In a linear impact, Kali claims this material can reduce low-G impacts by up to 30% and rotational impacts by up to 25%. Leatt uses a similar material in their helmets, albeit with a different shape and color. We can’t speak to the effectiveness of these materials in a crash, but it makes us feel better knowing they’re there just in case.
In addition to class leading safety features, Kali has packed the Interceptor with all the amenities you’d expect in a premium priced helmet. There’s a removable accessory mount for running a light or GoPro, that’s also designed to break away in a crash. And it actually works. The only bummer is the “light mount” is a universal mount that mimics a handlebar, so it is not a perfect match for every trail illuminator.

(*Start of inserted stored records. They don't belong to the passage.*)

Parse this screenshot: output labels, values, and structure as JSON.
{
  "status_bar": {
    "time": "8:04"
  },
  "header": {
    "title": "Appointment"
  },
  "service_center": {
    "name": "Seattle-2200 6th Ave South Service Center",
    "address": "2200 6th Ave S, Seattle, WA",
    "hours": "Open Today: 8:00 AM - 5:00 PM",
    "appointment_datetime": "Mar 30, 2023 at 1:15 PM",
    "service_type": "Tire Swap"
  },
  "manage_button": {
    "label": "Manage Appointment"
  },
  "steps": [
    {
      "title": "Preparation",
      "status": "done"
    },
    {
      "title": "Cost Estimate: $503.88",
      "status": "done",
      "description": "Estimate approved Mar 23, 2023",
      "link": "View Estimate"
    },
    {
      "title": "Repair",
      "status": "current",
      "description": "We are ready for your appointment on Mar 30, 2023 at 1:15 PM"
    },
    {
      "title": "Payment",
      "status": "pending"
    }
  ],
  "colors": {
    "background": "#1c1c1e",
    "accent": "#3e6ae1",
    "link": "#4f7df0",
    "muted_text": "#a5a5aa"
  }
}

The ratchet system made by BOA works easily with one hand. The low profile ensures it doesn’t snag on backpacks or jackets, and it applies even pressure to your head. The helmet sits low and offers deep coverage. The overall shape is round and runs true to size. Unlike previous Kali models, the S/M is actually small enough to accommodate riders with smaller heads. We didn’t test the L/XL, so we can’t speak to that fit.
The three-position visor is marketed as being goggle friendly. In the lowest position, it had a tendency to obscure our vision. The next ratchet up offered better line of sight, but looked goofy. In the top position, the visor will clear a mid-sized goggle but is not quite high enough for larger goggles such as the Oakley Airbrake MX. That’s all fine, except the visor feels flimsy. In just normal operation, it has a tendency to sit crooked and ours eventually snapped off. We’d heard reports of other visors snapping, so we reached out to Kali for comment:
“We are aware that some consumers have experienced damaged visors on the Interceptors during normal use. This is an issue unique to the first run of Interceptors. We have already made a running change to the Interceptor visor mold to strengthen the indexing pin and eliminate this issue from occurring. All future production runs of the Interceptor will feature this updated visor. If a consumer has an issue with their Interceptor, they can contact us at 1-888-PRO-KALI or firstname.lastname@example.org.”
Considering this is a premium product at a premium price, the flimsy visor is a letdown. But it’s the only real flaw in an otherwise well thought out piece of safety equipment. And Kali backs all of their helmets with a lifetime crash replacement. What that means is if you crash your helmet, they will replace it. You’re only responsible for shipping fees.
The final point worth touching upon is ventilation. If you’ve worn the Kali Maya, the Interceptor breathes noticeably better. It’s not quite on par with the Specialized Ambush, but it’s not bad. However, the helmet has a minimalist brow pad. Heavy sweaters may encounter issues with dripping.
When it comes to buying a new helmet, it’s ultimately up to you to decide what your head is worth. Most helmets meet the same certification and there is no standard that proves these additional safety features work. If you prefer to err on the side of caution, the Kali Interceptor delivers some of the most advanced safety technology on the market. It’s also backed by a crash replacement policy. As long as you can live with the flimsy visor and the poor sweat management, we think it’s well worth the money.
Rating: 4 out of 5 Flamin’ Chili Peppers
More info: bike.kaliprotectives.com